5. Grow beyond your biases. A friend recently talked about “Jewing someone down.” When I asked why she would use such an expression, she apologized. “My mother used to say that,” she said. “But you’re right. I’ll do better.” And so must I! You can’t help but breathe some biases growing up in an all-white neighborhood, attending a high school where perhaps only 1% of the student body was black. And I suspect that many Americans are in the same boat as myself. Limited experience with those of a different color or cultural background allows negative stereotypes to thrive since there is little first-hand experience to contradict it. But my world is growing, and as it does, I’m seeing it with new eyes.

6. Accommodate as much as possible the wishes of others. The other day I made a new friend. When I called him “Ed,” he gently corrected me. “Please call me Edward” he said. What would my new friend think if I had insisted on calling him “Ed” even though he had requested otherwise? Would that have harmed or hurt our budding friendship? Likewise, there are minority groups who are sensitive about how they are called. Out of love, we now say “little people” instead of “midget” or “dwarf.” The handicapped more positively are known as the physically challenged. When we accommodate others as much as possible, we are fulfilling the command of the Lord to do unto others as we would have them do unto us (Matthew 7:12).

Dr Martin Luther King held up a mirror to our collective face, and allowed us to gaze into it. He reminded us in his “I Have a Dream Speech” on that warm day in August 1963 that what matters is not the color of our skin, but the content of our character.

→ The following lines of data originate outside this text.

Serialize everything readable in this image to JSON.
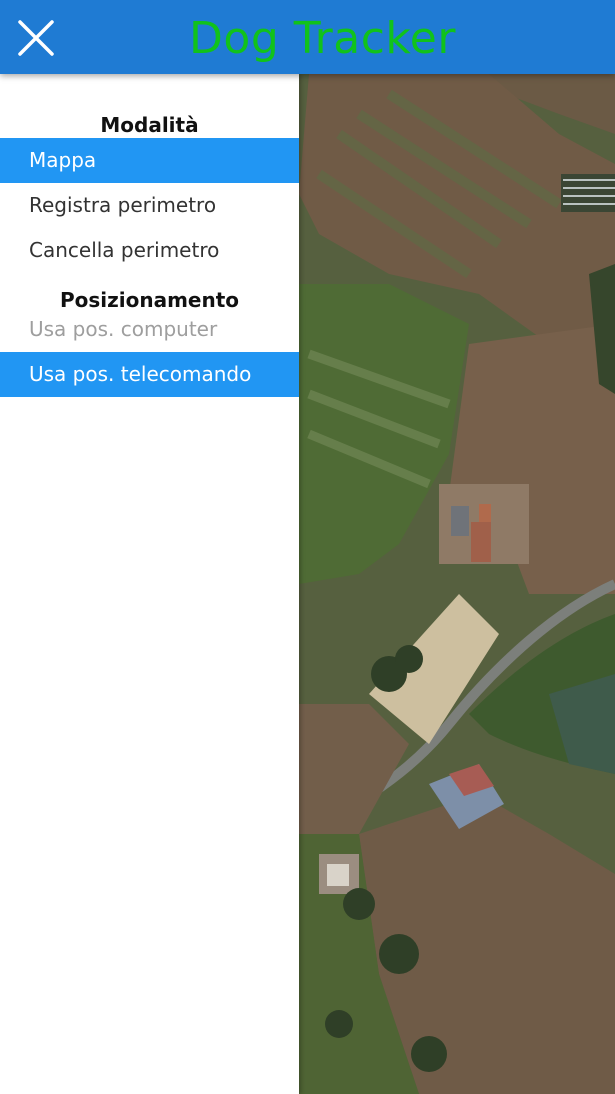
{
  "app": {
    "title": "Dog Tracker",
    "title_color": "#11c21b",
    "bar_color": "#1f7bd3",
    "close_icon": "close-icon"
  },
  "drawer": {
    "modalita": {
      "title": "Modalità",
      "items": [
        {
          "label": "Mappa",
          "state": "selected"
        },
        {
          "label": "Registra perimetro",
          "state": "normal"
        },
        {
          "label": "Cancella perimetro",
          "state": "normal"
        }
      ]
    },
    "posizionamento": {
      "title": "Posizionamento",
      "items": [
        {
          "label": "Usa pos. computer",
          "state": "disabled"
        },
        {
          "label": "Usa pos. telecomando",
          "state": "selected"
        }
      ]
    },
    "selected_color": "#2196f3"
  },
  "map": {
    "type": "satellite"
  }
}
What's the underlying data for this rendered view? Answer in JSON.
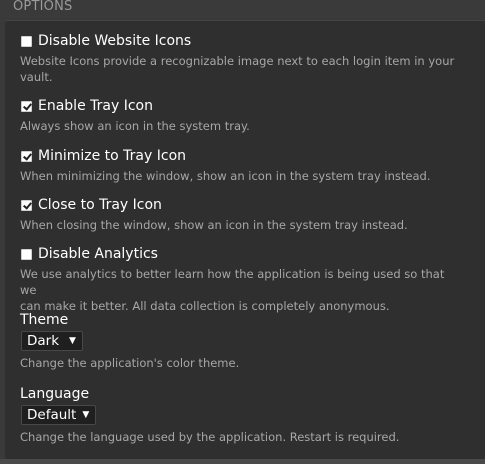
{
  "section": {
    "title": "OPTIONS"
  },
  "options": [
    {
      "label": "Disable Website Icons",
      "checked": false,
      "description_line1": "Website Icons provide a recognizable image next to each login item in your",
      "description_line2": "vault."
    },
    {
      "label": "Enable Tray Icon",
      "checked": true,
      "description_line1": "Always show an icon in the system tray."
    },
    {
      "label": "Minimize to Tray Icon",
      "checked": true,
      "description_line1": "When minimizing the window, show an icon in the system tray instead."
    },
    {
      "label": "Close to Tray Icon",
      "checked": true,
      "description_line1": "When closing the window, show an icon in the system tray instead."
    },
    {
      "label": "Disable Analytics",
      "checked": false,
      "description_line1": "We use analytics to better learn how the application is being used so that we",
      "description_line2": "can make it better. All data collection is completely anonymous."
    }
  ],
  "theme": {
    "label": "Theme",
    "selected": "Dark",
    "description": "Change the application's color theme."
  },
  "language": {
    "label": "Language",
    "selected": "Default",
    "description": "Change the language used by the application. Restart is required."
  },
  "icons": {
    "dropdown_arrow": "▼"
  },
  "colors": {
    "panel_bg": "#2f2f2f",
    "page_bg": "#3a3a3a",
    "text": "#ffffff",
    "muted_text": "#a7a7a7",
    "header_text": "#9a9a9a"
  }
}
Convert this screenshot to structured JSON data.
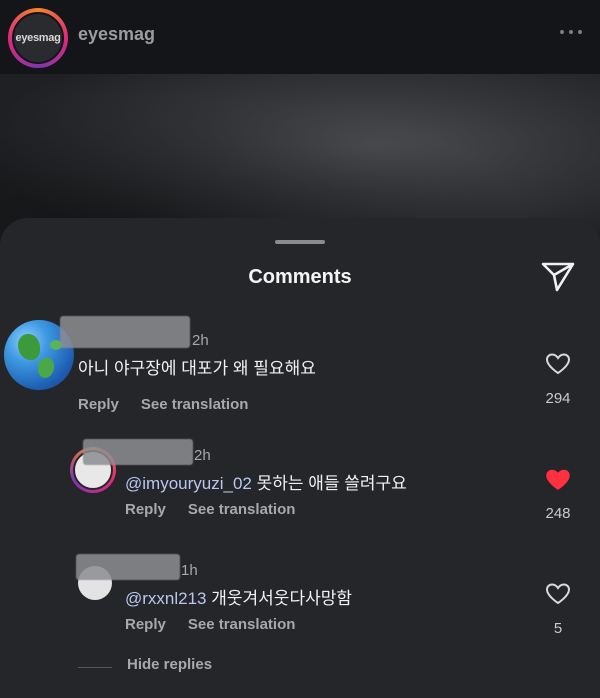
{
  "header": {
    "avatar_text": "eyesmag",
    "account_name": "eyesmag"
  },
  "sheet": {
    "title": "Comments"
  },
  "comments": [
    {
      "time": "2h",
      "mention": "",
      "text": "아니 야구장에 대포가 왜 필요해요",
      "reply_label": "Reply",
      "translate_label": "See translation",
      "likes": "294",
      "liked": false
    },
    {
      "time": "2h",
      "mention": "@imyouryuzi_02",
      "text": " 못하는 애들 쓸려구요",
      "reply_label": "Reply",
      "translate_label": "See translation",
      "likes": "248",
      "liked": true
    },
    {
      "time": "1h",
      "mention": "@rxxnl213",
      "text": " 개웃겨서웃다사망함",
      "reply_label": "Reply",
      "translate_label": "See translation",
      "likes": "5",
      "liked": false
    }
  ],
  "hide_replies_label": "Hide replies",
  "colors": {
    "liked_heart": "#ff3040",
    "mention": "#b9c7f0"
  }
}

Thank you, Dr King, for showing us the better path that – by the grace of God – we all can follow.